Aristotle advanced the philosophy of ethics, where he demonstrated that it is a means of achieving an end to happiness. However, happiness means many things to different people. To Aristotle, the most adequate way to pursue happiness is through the virtue of excellence. In his writings, Aristotle connected his therory of virtue to economics, and leadership as well. It is a matter of connecting ones personal ethics to that of ones business ethics., simply because Aristotle made no disticntion between ethics and politics. Aristotle illustrated the purpose of ethics in leadership in that he believed that virtue is ingrained in character (Ciulla, 2003).
It is critical to recognize Mill’s argument that a degree of contentment can exist in periods of less happiness. However, Aristotle’s view of perceiving wellbeing or goodness as ultimate is more pronounced. Worth emphasizing, Aristotle deeply explores his arguments basing them on functions of a rational man and virtues out of habits. Today, a virtuous citizen is one whose actions are inward, in response to conscience and moral obligations as a member of society. Such a person, not waivered with intensities of pleasures, honor, and wealth but seeks to have a satisfactory level of happiness with friends, co-workers, and family among other
Aristotles starting point is with the highest good. It is the ultimate end goal. The highest human good is always worth pursuing in its own right. It is an activity that is an end in itself. This conception allows him to isolate two features of what he determines the ‘end goal’ or ‘final purpose’.

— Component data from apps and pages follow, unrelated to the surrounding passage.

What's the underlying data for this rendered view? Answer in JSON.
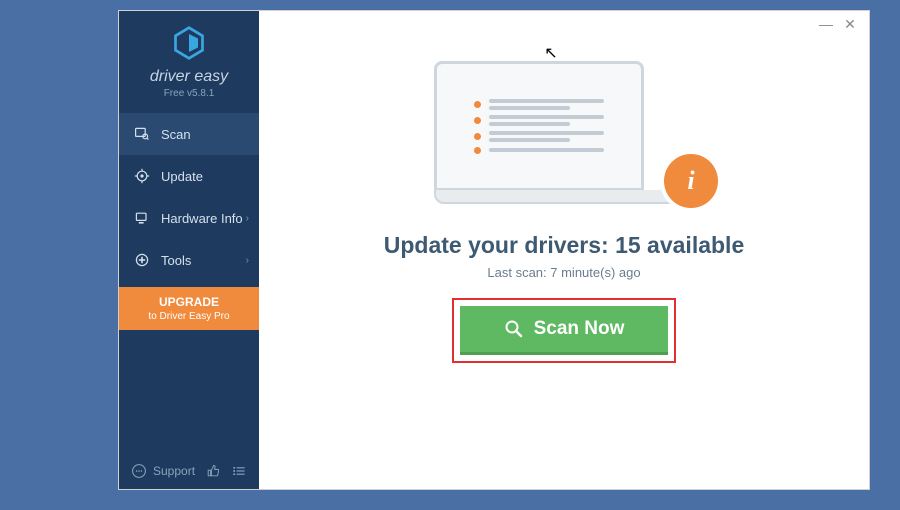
{
  "brand": {
    "title": "driver easy",
    "subtitle": "Free v5.8.1"
  },
  "nav": {
    "scan": "Scan",
    "update": "Update",
    "hardware": "Hardware Info",
    "tools": "Tools"
  },
  "upgrade": {
    "title": "UPGRADE",
    "subtitle": "to Driver Easy Pro"
  },
  "footer": {
    "support": "Support"
  },
  "main": {
    "heading": "Update your drivers: 15 available",
    "last_scan": "Last scan: 7 minute(s) ago",
    "scan_button": "Scan Now"
  },
  "window": {
    "minimize": "—",
    "close": "✕"
  }
}
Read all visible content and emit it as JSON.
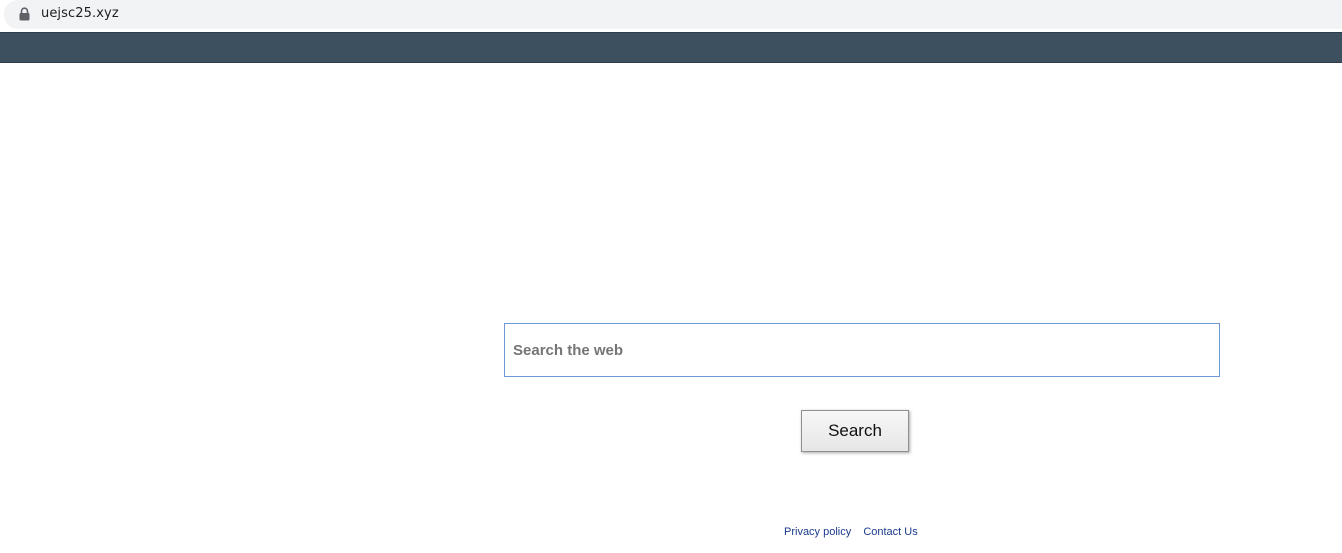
{
  "browser": {
    "url": "uejsc25.xyz",
    "lock_icon": "lock-icon"
  },
  "header": {
    "band_color": "#3d5060"
  },
  "search": {
    "placeholder": "Search the web",
    "value": "",
    "button_label": "Search",
    "input_border_color": "#6f96d8"
  },
  "footer": {
    "links": [
      {
        "label": "Privacy policy"
      },
      {
        "label": "Contact Us"
      }
    ],
    "link_color": "#1a3a8a"
  }
}
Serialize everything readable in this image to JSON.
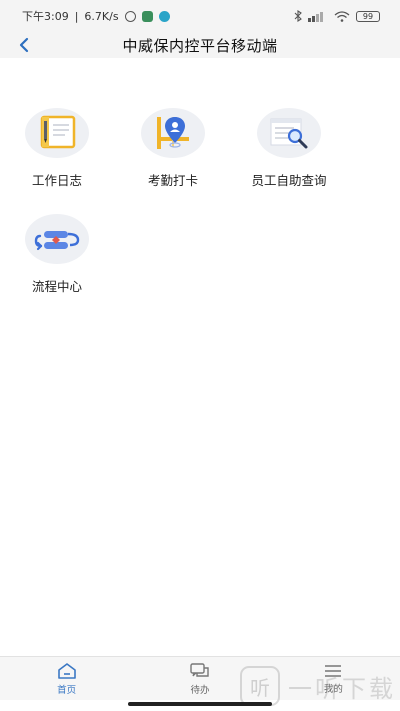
{
  "status_bar": {
    "time": "下午3:09",
    "speed": "6.7K/s",
    "battery": "99"
  },
  "header": {
    "title": "中威保内控平台移动端"
  },
  "modules": [
    {
      "label": "工作日志",
      "icon": "notebook-icon"
    },
    {
      "label": "考勤打卡",
      "icon": "location-pin-icon"
    },
    {
      "label": "员工自助查询",
      "icon": "document-search-icon"
    },
    {
      "label": "流程中心",
      "icon": "flow-icon"
    }
  ],
  "tabbar": {
    "items": [
      {
        "label": "首页",
        "icon": "home-icon",
        "active": true
      },
      {
        "label": "待办",
        "icon": "chat-icon",
        "active": false
      },
      {
        "label": "我的",
        "icon": "menu-icon",
        "active": false
      }
    ]
  },
  "watermark": {
    "logo_char": "听",
    "text": "一听下载"
  },
  "colors": {
    "accent": "#3b78c4",
    "icon_bg": "#eef0f4"
  }
}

At the end of everyone’s lives, the goal appears to be about attaining happiness. Describing how to obtain happiness has been an issue that was debated in the past but is still talked about now . In Nicomachean Ethics, Aristotle expands on his view of happiness and he focuses particularly on how reason helps recognize and pursue what will lead to happiness and the good life. I feel that Aristotle’s philosophies on happiness are important works within the field of philosophy and he considered one of the………of it . In this paper, I will explore Aristotle’s beliefs regarding happiness then compare and contrast them to those of Martin Seligman.
For Aristotle, happiness is the end and purpose of human existence. To pursue happiness is to go for telos. Happiness is neither pleasure nor virtue, but an exercise of virtue. Happiness cannot be achieved until the end of one’s life. Hence, it is a goal not a temporary state.